Exercise description:
Pull out each line of the records holding the string "more".

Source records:
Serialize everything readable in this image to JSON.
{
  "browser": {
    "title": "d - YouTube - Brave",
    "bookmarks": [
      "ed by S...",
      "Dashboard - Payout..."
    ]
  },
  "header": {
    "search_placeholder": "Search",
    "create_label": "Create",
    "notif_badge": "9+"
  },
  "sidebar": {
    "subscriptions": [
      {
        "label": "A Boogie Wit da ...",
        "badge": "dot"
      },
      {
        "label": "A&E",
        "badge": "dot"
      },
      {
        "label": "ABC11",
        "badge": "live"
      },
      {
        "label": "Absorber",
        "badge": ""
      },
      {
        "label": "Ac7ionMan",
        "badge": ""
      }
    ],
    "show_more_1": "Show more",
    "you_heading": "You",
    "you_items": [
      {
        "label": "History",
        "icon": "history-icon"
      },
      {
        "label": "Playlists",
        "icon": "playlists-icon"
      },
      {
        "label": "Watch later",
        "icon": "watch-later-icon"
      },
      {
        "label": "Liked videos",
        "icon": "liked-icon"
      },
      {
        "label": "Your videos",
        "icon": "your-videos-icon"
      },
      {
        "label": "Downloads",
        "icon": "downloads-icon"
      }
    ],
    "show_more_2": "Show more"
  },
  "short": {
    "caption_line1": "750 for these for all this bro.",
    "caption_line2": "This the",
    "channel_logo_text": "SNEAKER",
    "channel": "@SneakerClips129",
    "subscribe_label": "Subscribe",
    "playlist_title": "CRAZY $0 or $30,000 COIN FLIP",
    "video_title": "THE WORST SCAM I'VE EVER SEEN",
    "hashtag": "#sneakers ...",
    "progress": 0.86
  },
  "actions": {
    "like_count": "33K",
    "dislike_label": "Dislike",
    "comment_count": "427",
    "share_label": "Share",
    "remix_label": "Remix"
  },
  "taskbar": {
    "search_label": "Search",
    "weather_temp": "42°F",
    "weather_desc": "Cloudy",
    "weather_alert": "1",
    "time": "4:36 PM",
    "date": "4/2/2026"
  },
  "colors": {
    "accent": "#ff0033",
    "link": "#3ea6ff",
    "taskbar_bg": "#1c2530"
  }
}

Solution to the exercise:
    "show_more_1": "Show more",
    "show_more_2": "Show more"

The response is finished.